INSTRUCTIONS TO FOLLOW:
Set down all of the lines below exactly as they are given.

[Dataset items]
────────────────
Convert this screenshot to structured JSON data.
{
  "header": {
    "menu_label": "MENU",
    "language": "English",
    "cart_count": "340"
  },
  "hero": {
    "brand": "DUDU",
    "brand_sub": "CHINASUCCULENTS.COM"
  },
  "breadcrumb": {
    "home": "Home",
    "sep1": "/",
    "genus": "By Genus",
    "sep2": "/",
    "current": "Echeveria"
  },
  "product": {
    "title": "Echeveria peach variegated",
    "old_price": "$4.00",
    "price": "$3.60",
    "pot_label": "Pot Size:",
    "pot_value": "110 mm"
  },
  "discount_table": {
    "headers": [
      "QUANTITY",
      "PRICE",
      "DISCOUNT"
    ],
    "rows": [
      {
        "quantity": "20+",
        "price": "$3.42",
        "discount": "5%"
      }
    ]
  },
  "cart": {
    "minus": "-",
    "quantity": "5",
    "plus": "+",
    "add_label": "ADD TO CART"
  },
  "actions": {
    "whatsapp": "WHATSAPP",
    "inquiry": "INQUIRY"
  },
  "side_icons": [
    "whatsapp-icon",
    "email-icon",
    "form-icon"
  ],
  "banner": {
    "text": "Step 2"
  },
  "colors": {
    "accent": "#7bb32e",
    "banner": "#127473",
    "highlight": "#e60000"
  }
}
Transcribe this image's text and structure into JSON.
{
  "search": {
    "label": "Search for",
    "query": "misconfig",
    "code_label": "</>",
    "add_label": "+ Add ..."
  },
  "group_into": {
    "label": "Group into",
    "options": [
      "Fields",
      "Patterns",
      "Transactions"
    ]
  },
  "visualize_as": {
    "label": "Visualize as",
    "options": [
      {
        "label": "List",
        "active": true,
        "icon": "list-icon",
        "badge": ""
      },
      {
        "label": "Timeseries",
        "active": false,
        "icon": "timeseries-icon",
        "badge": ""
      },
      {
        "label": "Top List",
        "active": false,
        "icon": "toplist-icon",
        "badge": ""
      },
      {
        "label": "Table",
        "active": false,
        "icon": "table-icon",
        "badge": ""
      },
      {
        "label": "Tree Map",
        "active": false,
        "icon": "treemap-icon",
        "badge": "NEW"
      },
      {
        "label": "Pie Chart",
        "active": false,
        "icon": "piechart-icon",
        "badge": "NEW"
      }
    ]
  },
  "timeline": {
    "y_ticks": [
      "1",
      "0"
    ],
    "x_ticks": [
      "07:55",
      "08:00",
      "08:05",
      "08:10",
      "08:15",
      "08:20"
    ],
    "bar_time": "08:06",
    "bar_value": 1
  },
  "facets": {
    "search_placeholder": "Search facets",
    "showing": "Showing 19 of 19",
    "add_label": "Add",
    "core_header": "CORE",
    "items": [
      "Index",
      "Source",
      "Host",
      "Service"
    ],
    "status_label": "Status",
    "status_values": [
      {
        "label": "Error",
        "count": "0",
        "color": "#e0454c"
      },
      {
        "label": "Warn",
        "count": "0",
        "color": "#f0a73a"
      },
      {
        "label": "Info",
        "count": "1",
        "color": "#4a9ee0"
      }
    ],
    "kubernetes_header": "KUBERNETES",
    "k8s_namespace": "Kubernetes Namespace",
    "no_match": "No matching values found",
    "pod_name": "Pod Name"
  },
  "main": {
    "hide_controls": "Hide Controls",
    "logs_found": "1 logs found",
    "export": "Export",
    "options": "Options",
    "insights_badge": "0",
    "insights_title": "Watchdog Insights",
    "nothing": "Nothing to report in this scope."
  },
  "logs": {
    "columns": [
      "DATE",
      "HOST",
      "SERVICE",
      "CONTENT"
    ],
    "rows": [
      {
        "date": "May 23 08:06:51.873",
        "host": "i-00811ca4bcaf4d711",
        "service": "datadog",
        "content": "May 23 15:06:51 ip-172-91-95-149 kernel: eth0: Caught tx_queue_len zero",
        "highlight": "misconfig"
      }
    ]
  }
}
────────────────
SOLVED PROBLEM:
Convert this screenshot to structured JSON data.
{
  "header": {
    "menu_label": "MENU",
    "language": "English",
    "cart_count": "340"
  },
  "hero": {
    "brand": "DUDU",
    "brand_sub": "CHINASUCCULENTS.COM"
  },
  "breadcrumb": {
    "home": "Home",
    "sep1": "/",
    "genus": "By Genus",
    "sep2": "/",
    "current": "Echeveria"
  },
  "product": {
    "title": "Echeveria peach variegated",
    "old_price": "$4.00",
    "price": "$3.60",
    "pot_label": "Pot Size:",
    "pot_value": "110 mm"
  },
  "discount_table": {
    "headers": [
      "QUANTITY",
      "PRICE",
      "DISCOUNT"
    ],
    "rows": [
      {
        "quantity": "20+",
        "price": "$3.42",
        "discount": "5%"
      }
    ]
  },
  "cart": {
    "minus": "-",
    "quantity": "5",
    "plus": "+",
    "add_label": "ADD TO CART"
  },
  "actions": {
    "whatsapp": "WHATSAPP",
    "inquiry": "INQUIRY"
  },
  "side_icons": [
    "whatsapp-icon",
    "email-icon",
    "form-icon"
  ],
  "banner": {
    "text": "Step 2"
  },
  "colors": {
    "accent": "#7bb32e",
    "banner": "#127473",
    "highlight": "#e60000"
  }
}
Transcribe this image's text and structure into JSON.
{
  "search": {
    "label": "Search for",
    "query": "misconfig",
    "code_label": "</>",
    "add_label": "+ Add ..."
  },
  "group_into": {
    "label": "Group into",
    "options": [
      "Fields",
      "Patterns",
      "Transactions"
    ]
  },
  "visualize_as": {
    "label": "Visualize as",
    "options": [
      {
        "label": "List",
        "active": true,
        "icon": "list-icon",
        "badge": ""
      },
      {
        "label": "Timeseries",
        "active": false,
        "icon": "timeseries-icon",
        "badge": ""
      },
      {
        "label": "Top List",
        "active": false,
        "icon": "toplist-icon",
        "badge": ""
      },
      {
        "label": "Table",
        "active": false,
        "icon": "table-icon",
        "badge": ""
      },
      {
        "label": "Tree Map",
        "active": false,
        "icon": "treemap-icon",
        "badge": "NEW"
      },
      {
        "label": "Pie Chart",
        "active": false,
        "icon": "piechart-icon",
        "badge": "NEW"
      }
    ]
  },
  "timeline": {
    "y_ticks": [
      "1",
      "0"
    ],
    "x_ticks": [
      "07:55",
      "08:00",
      "08:05",
      "08:10",
      "08:15",
      "08:20"
    ],
    "bar_time": "08:06",
    "bar_value": 1
  },
  "facets": {
    "search_placeholder": "Search facets",
    "showing": "Showing 19 of 19",
    "add_label": "Add",
    "core_header": "CORE",
    "items": [
      "Index",
      "Source",
      "Host",
      "Service"
    ],
    "status_label": "Status",
    "status_values": [
      {
        "label": "Error",
        "count": "0",
        "color": "#e0454c"
      },
      {
        "label": "Warn",
        "count": "0",
        "color": "#f0a73a"
      },
      {
        "label": "Info",
        "count": "1",
        "color": "#4a9ee0"
      }
    ],
    "kubernetes_header": "KUBERNETES",
    "k8s_namespace": "Kubernetes Namespace",
    "no_match": "No matching values found",
    "pod_name": "Pod Name"
  },
  "main": {
    "hide_controls": "Hide Controls",
    "logs_found": "1 logs found",
    "export": "Export",
    "options": "Options",
    "insights_badge": "0",
    "insights_title": "Watchdog Insights",
    "nothing": "Nothing to report in this scope."
  },
  "logs": {
    "columns": [
      "DATE",
      "HOST",
      "SERVICE",
      "CONTENT"
    ],
    "rows": [
      {
        "date": "May 23 08:06:51.873",
        "host": "i-00811ca4bcaf4d711",
        "service": "datadog",
        "content": "May 23 15:06:51 ip-172-91-95-149 kernel: eth0: Caught tx_queue_len zero",
        "highlight": "misconfig"
      }
    ]
  }
}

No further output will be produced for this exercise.